--- ABOUT THIS TASK ---
Each line of the listing that includes the string "Jatuh" needs to be located and copied.

--- TASK INPUTS ---
# # # # #

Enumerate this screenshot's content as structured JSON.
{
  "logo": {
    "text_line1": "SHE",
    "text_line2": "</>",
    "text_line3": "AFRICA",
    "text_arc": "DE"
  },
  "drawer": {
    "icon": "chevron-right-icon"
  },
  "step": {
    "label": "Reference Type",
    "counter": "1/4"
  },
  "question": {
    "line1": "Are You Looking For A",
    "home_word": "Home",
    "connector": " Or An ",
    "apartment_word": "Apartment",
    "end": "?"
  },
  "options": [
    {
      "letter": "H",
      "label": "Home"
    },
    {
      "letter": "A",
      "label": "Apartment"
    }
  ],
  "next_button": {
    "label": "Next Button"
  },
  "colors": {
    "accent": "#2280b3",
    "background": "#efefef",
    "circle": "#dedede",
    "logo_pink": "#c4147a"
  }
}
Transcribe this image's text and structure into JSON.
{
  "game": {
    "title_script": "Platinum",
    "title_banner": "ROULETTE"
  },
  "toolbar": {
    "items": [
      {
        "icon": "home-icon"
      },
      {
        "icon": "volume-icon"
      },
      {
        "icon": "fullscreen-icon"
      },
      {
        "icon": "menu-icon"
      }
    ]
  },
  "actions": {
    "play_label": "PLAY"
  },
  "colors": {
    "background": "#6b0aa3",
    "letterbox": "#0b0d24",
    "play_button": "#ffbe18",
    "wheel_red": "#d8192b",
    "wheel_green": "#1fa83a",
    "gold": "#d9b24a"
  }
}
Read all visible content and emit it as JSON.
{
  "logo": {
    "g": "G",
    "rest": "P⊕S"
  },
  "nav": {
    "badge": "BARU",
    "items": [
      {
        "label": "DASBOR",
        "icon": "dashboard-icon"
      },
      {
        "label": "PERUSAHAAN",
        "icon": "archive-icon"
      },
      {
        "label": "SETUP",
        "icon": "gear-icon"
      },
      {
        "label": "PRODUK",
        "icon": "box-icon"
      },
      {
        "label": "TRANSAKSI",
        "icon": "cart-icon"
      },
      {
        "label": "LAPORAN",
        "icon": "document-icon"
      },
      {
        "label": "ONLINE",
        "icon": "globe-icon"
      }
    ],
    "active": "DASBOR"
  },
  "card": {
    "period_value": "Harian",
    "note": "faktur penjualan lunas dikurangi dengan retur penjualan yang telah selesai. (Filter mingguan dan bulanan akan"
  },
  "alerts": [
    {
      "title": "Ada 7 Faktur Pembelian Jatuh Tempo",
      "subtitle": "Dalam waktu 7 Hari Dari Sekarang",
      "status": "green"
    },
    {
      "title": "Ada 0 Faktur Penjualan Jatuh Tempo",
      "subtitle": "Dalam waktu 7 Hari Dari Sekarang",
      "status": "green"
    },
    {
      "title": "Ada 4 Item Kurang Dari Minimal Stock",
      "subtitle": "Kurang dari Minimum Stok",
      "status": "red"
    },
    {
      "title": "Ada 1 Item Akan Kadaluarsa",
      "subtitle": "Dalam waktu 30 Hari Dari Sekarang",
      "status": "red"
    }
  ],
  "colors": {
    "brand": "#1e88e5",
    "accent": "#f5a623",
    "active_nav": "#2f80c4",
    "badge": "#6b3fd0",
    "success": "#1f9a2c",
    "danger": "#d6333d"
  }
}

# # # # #

--- YOUR RESPONSE ---
      "title": "Ada 7 Faktur Pembelian Jatuh Tempo",
      "title": "Ada 0 Faktur Penjualan Jatuh Tempo",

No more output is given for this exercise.